The atmosphere around Tewksbury Memorial High School may be a bit somber on Wednesday and it won't have anything to do with the inclement weather or finals week.
Tewksbury High students will be remembering former classmate Meghan McCarthy, who passed away January 19, 2010 after a long battle with brain cancer.
The TMHS girls basketball team will honor McCarthy, a standout athlete in basketball and field hockey, during their 6:00 p.m. Friday night game at home against Lawrence.
Both teams will wear pink bracelets in Meghan's honor, and the Tewksbury girls will warm up in pink t-shirts commemorating McCarthy's life. A brief ceremony will be held at halftime, recognizing Meghan and her family.
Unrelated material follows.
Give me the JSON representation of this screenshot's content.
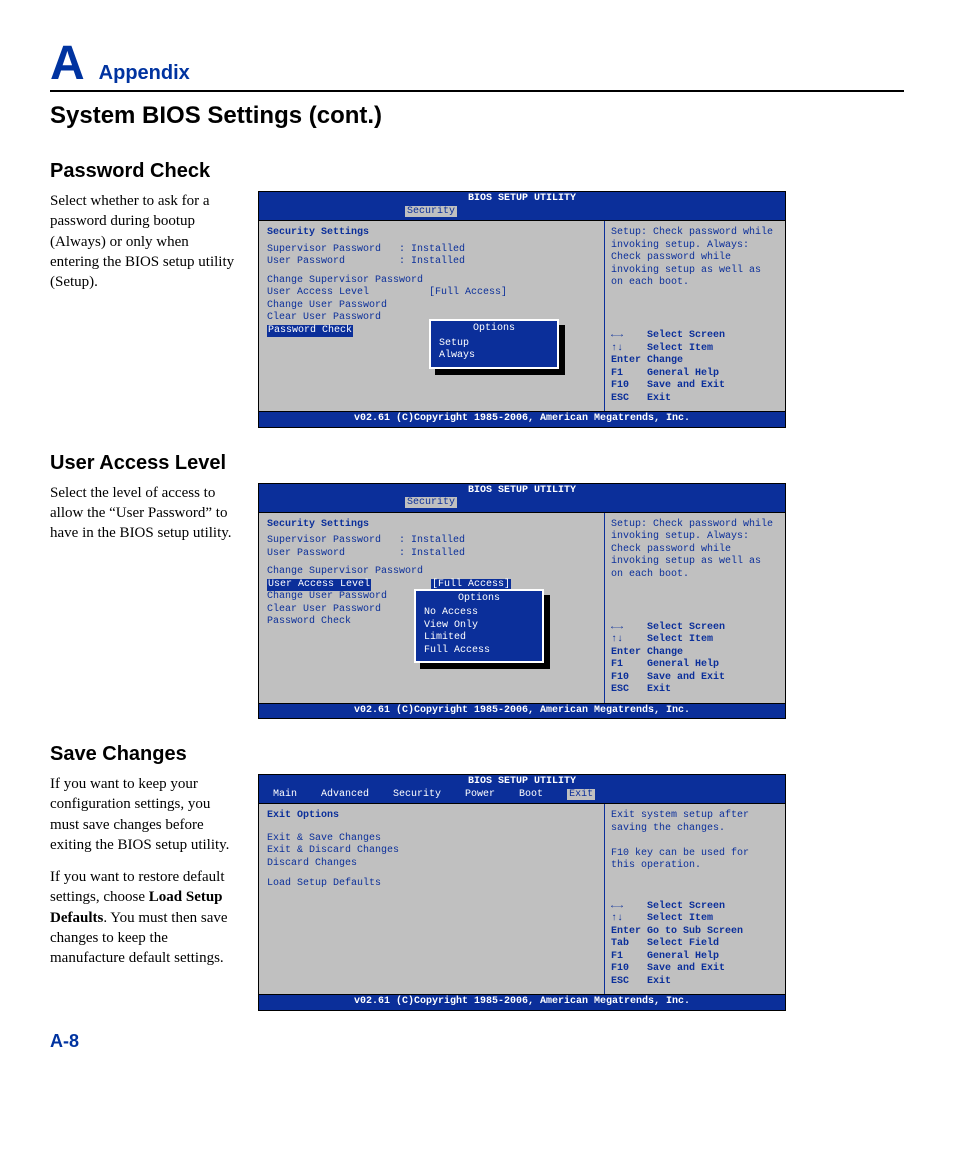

Lee McCarthy, Meghan's mother, is expected to be in attendance.
The boys and girls basketball teams held an emotional tribute to McCarthy last season, a few weeks after her death. TMHS girls basketball coach Mark Bradley isn't expecting the same type of emotional outpouring this year, but he said that keeping Meghan's memory alive is important to his team and the school.
"Meghan just taught the girls on this team so much," Bradley said. "She was just tough as nails through her whole ordeal. She never once complained. She just made the most if it and a lot of us learned so much from that."
McCarthy was initially diagnosed with a brain tumor during the summer after her freshman year at TMHS. She underwent treatment and seemed to be making a remarkable recovery. Family and friends organized a fund-raising group that was dubbed "Meghan's Miracle." With Meghan at the forefront, the group raised thousands of dollars that were donated to the Dana Farber Cancer Institute in Boston.
"She came back so strong from the initial treatment," said family friend Debbie Sugrue. "She played field hockey and basketball and she looked like the picture of health. She got her (driver's) license and went to her junior prom. And she did so much for Dana Farber and with the Flying Henry's."
The Flying Henry's were a cancer fundraising group that had ridden in the Pan-Mass Challenge bicycle race for several years before partnering with the McCarthy family two years ago. Meghan rode in the Pan Mass Challenge and other fundraising events, and some of her friends and family members continue to ride in her honor.
That's the idea behind honoring McCarthy's memory at Friday night's basketball game.
"It's going to be tough for the kids," said Sugrue, whose daughter Kelli, a sophomore center on the TMHS girls basketball team, lost both a lifelong friend and a role model when McCarthy passed away. "I know it will be tough for the kids at school (Wednesday), too."
McCarthy's memory remains fresh in the minds of many TMHS students. Her picture and a tribute to her hang in the Tewksbury High gymnasium, and according to both Sugrue and Bradley, her name and her spirit are still part of the everyday routine at the high school.
"The (basketball) kids talk about her all the time," Bradley said. "We're not having the greatest year but it's tough to get too down on yourself when you think about what Meghan went through."
"You have no idea," added Sugrue. "The girls talk about her all the time. She still has a Facebook page and 30-40 kids go on there every day and write something. It's amazing."
A group of TMHS students organized a road race in McCarthy's name last spring, and Sugrue hopes that events like the basketball game tribute and the road race will keep the memory of McCarthy's courageous fight against cancer from fading.
"As long as people don't forget, that's the important thing," Sugrue said. "She did so much."